Dataset rows for apps and sites
------------------------------------------------------------------------

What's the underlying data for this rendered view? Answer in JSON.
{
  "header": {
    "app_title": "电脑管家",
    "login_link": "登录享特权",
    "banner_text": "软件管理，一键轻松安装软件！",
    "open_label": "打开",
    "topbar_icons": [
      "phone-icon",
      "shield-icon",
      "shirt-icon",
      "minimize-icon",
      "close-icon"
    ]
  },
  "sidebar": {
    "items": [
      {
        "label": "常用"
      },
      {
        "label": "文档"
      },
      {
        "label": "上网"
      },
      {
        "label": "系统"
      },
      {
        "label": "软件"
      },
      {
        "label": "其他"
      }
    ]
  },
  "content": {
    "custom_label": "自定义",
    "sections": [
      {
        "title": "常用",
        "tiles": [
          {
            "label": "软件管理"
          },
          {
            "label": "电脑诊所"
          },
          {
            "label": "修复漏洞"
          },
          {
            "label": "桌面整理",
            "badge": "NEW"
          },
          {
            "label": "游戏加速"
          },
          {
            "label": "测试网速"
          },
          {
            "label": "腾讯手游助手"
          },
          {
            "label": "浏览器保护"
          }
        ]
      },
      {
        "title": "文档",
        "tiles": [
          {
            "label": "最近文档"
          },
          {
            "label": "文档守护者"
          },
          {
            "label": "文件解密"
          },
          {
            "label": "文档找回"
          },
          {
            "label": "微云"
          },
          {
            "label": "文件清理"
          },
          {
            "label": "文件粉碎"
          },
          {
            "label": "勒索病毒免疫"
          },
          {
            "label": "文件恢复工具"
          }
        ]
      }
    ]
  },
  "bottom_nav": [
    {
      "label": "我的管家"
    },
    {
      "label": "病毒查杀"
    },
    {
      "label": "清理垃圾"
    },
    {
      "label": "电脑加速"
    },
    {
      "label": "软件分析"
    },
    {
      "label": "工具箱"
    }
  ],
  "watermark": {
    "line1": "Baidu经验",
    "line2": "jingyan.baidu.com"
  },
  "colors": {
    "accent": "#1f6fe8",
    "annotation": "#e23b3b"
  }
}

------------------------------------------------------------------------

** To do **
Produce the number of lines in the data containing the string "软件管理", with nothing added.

** Answer space **
2